Faith, food, and family have always defined Cecilia Glembocki’s life. Raised in a Polish Catholic family. Glembocki said her mother instilled in her a passion for her Catholic faith, but also a love for food and cooking. And that is why, as a home economist, she eventually ended up as the Executive Director of the Virginia Egg Council and an affiliate member of the American Egg Board.
This egg fascination began when Glembocki moved to the Washington, D.C., metro area in early 1976 and looked into getting a job as a home economist. After staging a bridal luncheon for an interview session with the Virginia Egg Council, where scrambled eggs served in puff pastry were served with champagne, she was hired to represent the egg industry in the Greater Washington area. It also meant doing egg demonstrations, appearing on local television shows and the 700 Club with Pat Robertson. She even appeared on Oprah Winfrey’s show in the 1980s.
A major turning point in her egg-centric life came when in 1981 the Egg Council asked her to help oversee the very popular Easter egg roll on the White House lawn. “I thought it was so unusual because Easter is a major holiday,” she said. “Don’t people know that this is the holiest week of the year? I realized that my cultural roots and religious faith really shaped my whole world.”
After more than a dozen years of staging an event near the White House with Easter eggs decorated by numerous different cultures, Glembocki continued to volunteer at the annual event. “The first egg hunt was with Nancy Reagan,” she said. “I didn’t know how to do it, and my helpers were ladies who came wearing high heels.” Decades later, the event still rolls on, and Glembocki continues to take part.
Eggs aside, what has really defined her life is her zealous Catholicism, celebrating with family and friends the church’s holy celebrations of Christmas and Easter and devoutly attending Mass. And Glembocki’s life really changed when she attended her first meeting in 2001 of the Friends of the John Paul II Foundation (www.jp2friends.org) in Washington, called the “Wadowice on the Potomac.” She felt very much that this Polish pope was really part of her own Polish family.
“We are part of an organization started by Pope John Paul II by papal decree to promote his legacy and to support the education of students from Eastern European countries,” she said. The goal is to send them back to their countries to maintain the educational qualities of these students. She added, “When John Paul II was elected as pope, so many pilgrims slept on streets. So this foundation started a pilgrim’s home outside of the city called Dom Polski to offer a place to stay”
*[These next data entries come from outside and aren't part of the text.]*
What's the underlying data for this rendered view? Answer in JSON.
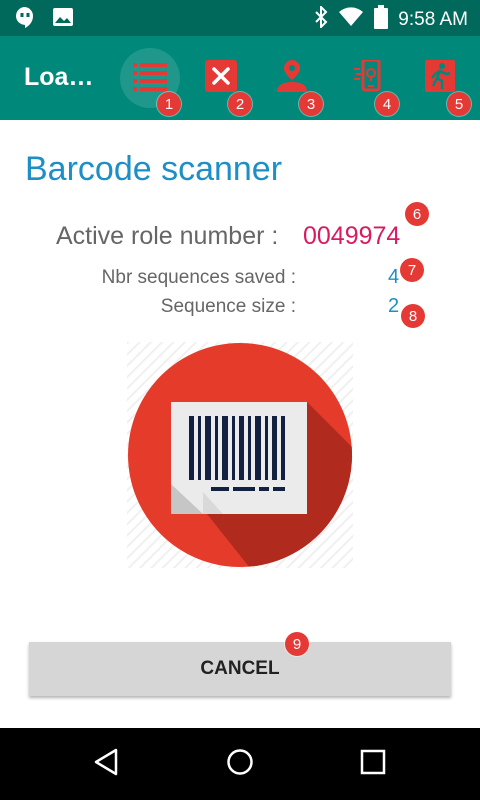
{
  "status_bar": {
    "time": "9:58 AM",
    "icons": [
      "hangouts-icon",
      "image-icon",
      "bluetooth-icon",
      "wifi-icon",
      "battery-icon"
    ]
  },
  "toolbar": {
    "title": "Loa…",
    "actions": [
      {
        "icon": "list-icon",
        "badge": "1",
        "active": true
      },
      {
        "icon": "close-box-icon",
        "badge": "2"
      },
      {
        "icon": "user-location-icon",
        "badge": "3"
      },
      {
        "icon": "phone-signal-icon",
        "badge": "4"
      },
      {
        "icon": "exit-icon",
        "badge": "5"
      }
    ]
  },
  "main": {
    "heading": "Barcode scanner",
    "role_label": "Active role number :",
    "role_value": "0049974",
    "role_badge": "6",
    "seq_saved_label": "Nbr sequences saved :",
    "seq_saved_value": "4",
    "seq_saved_badge": "7",
    "seq_size_label": "Sequence size :",
    "seq_size_value": "2",
    "seq_size_badge": "8",
    "cancel_label": "CANCEL",
    "cancel_badge": "9"
  },
  "colors": {
    "status_bar": "#00695c",
    "toolbar": "#00897b",
    "icon_red": "#e53935",
    "heading": "#1e8fc6",
    "role_value": "#d81b60"
  }
}
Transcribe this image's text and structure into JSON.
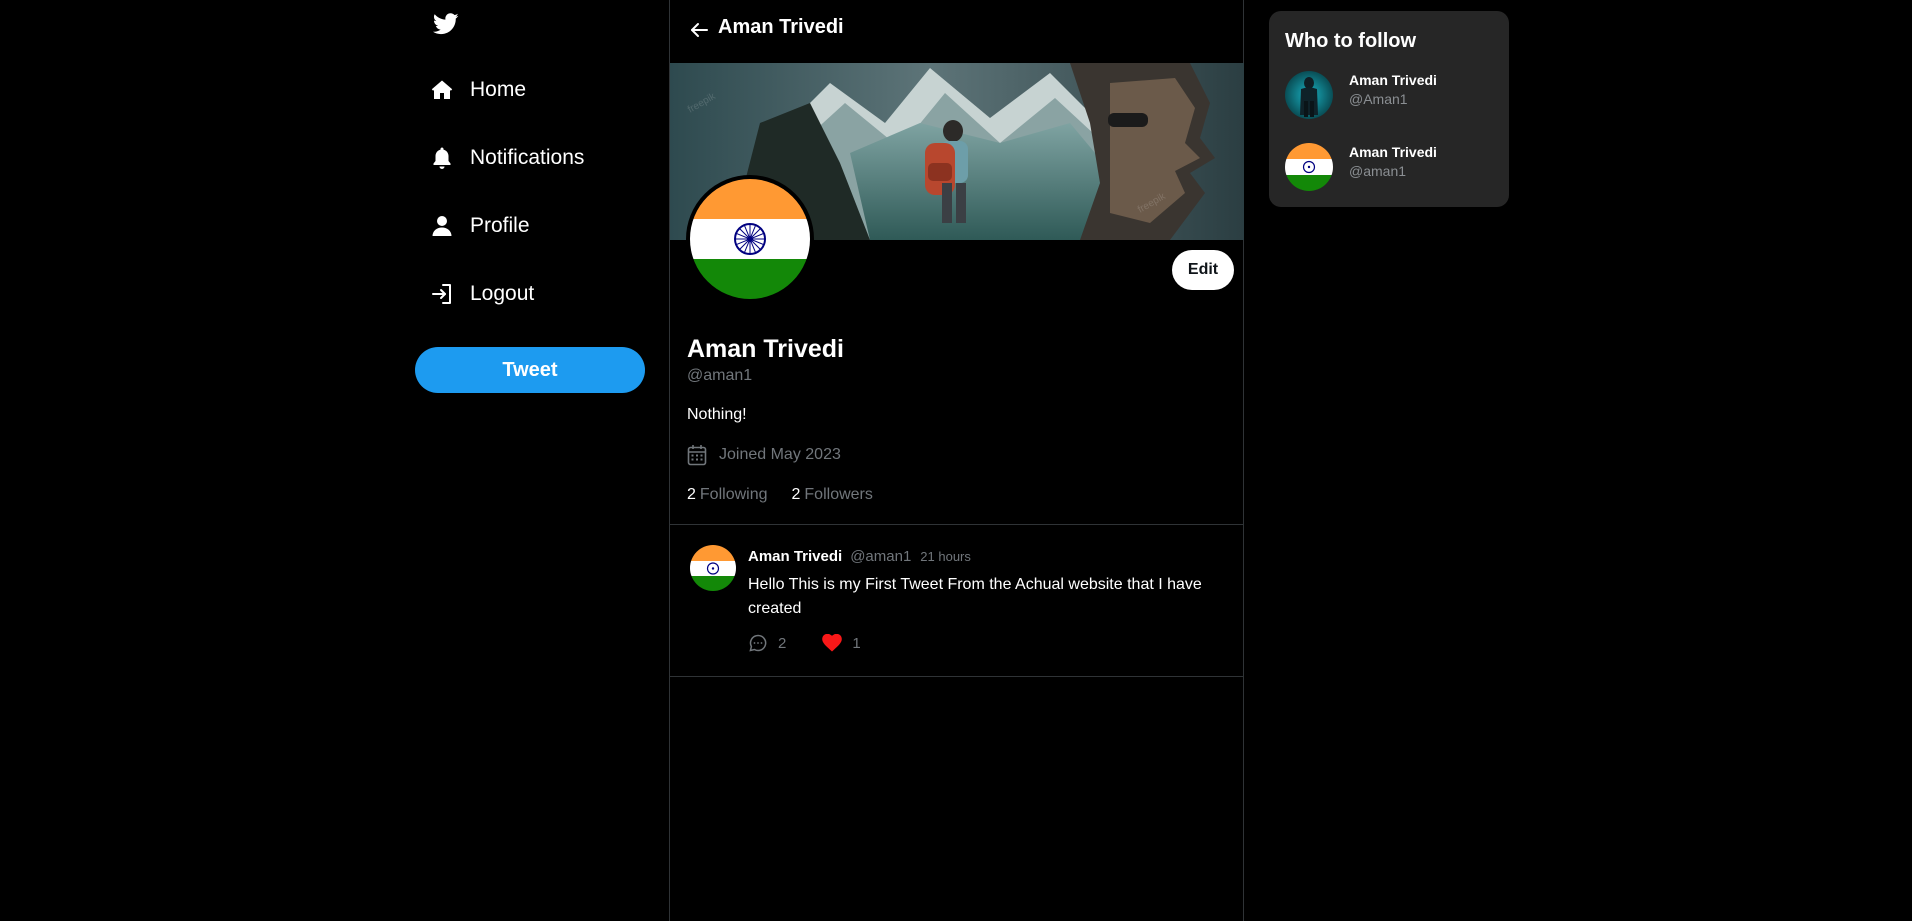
{
  "sidebar": {
    "logo_icon": "twitter-bird-icon",
    "items": [
      {
        "label": "Home",
        "icon": "home-icon"
      },
      {
        "label": "Notifications",
        "icon": "bell-icon"
      },
      {
        "label": "Profile",
        "icon": "user-icon"
      },
      {
        "label": "Logout",
        "icon": "logout-icon"
      }
    ],
    "tweet_button": "Tweet"
  },
  "header": {
    "back_icon": "arrow-left-icon",
    "title": "Aman Trivedi"
  },
  "profile": {
    "name": "Aman Trivedi",
    "handle": "@aman1",
    "bio": "Nothing!",
    "joined": "Joined May 2023",
    "edit_label": "Edit",
    "following_count": "2",
    "following_label": "Following",
    "followers_count": "2",
    "followers_label": "Followers"
  },
  "tweets": [
    {
      "name": "Aman Trivedi",
      "handle": "@aman1",
      "time": "21 hours",
      "text": "Hello This is my First Tweet From the Achual website that I have created",
      "replies": "2",
      "likes": "1"
    }
  ],
  "who_to_follow": {
    "title": "Who to follow",
    "users": [
      {
        "name": "Aman Trivedi",
        "handle": "@Aman1"
      },
      {
        "name": "Aman Trivedi",
        "handle": "@aman1"
      }
    ]
  },
  "colors": {
    "background": "#000000",
    "accent": "#1d9bf0",
    "muted_text": "#71767b",
    "widget_bg": "#262626",
    "like_red": "#f91818",
    "flag_saffron": "#ff9933",
    "flag_green": "#138808",
    "chakra_blue": "#000080"
  }
}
Meeting with the then-leader, Glembocki offered to help for the group’s events, saying she would provide food for its luncheons, and eventually she started hosting teas and other events at the Pope John Paul II Center located near Washington’s Basilica. Both she and her husband, Raymond, became active members, and both served as the group’s president for several years. “I know people of our generation know Pope John Paul II,” she said. “But what about younger people? And I remember that John Paul II had such a glow about him. I thought people in the United States do not understand the food and faith tradition of life. So, with this group I could intertwine love and the celebration of food.”
For all her contributions to Catholicism, Glembocki has won numerous awards, including the Pro Ecclesia et Pontifice reword from the Vatican in 2016. “Be Not Afraid to Show Your Faith,” Glembocki counsels Catholics in many of her programs and booklets. “It is a rhythm of life: go to church, celebrate holidays and families,” she said. “You must learn to respect people and their way of life. All that starts from your heritage and faith.”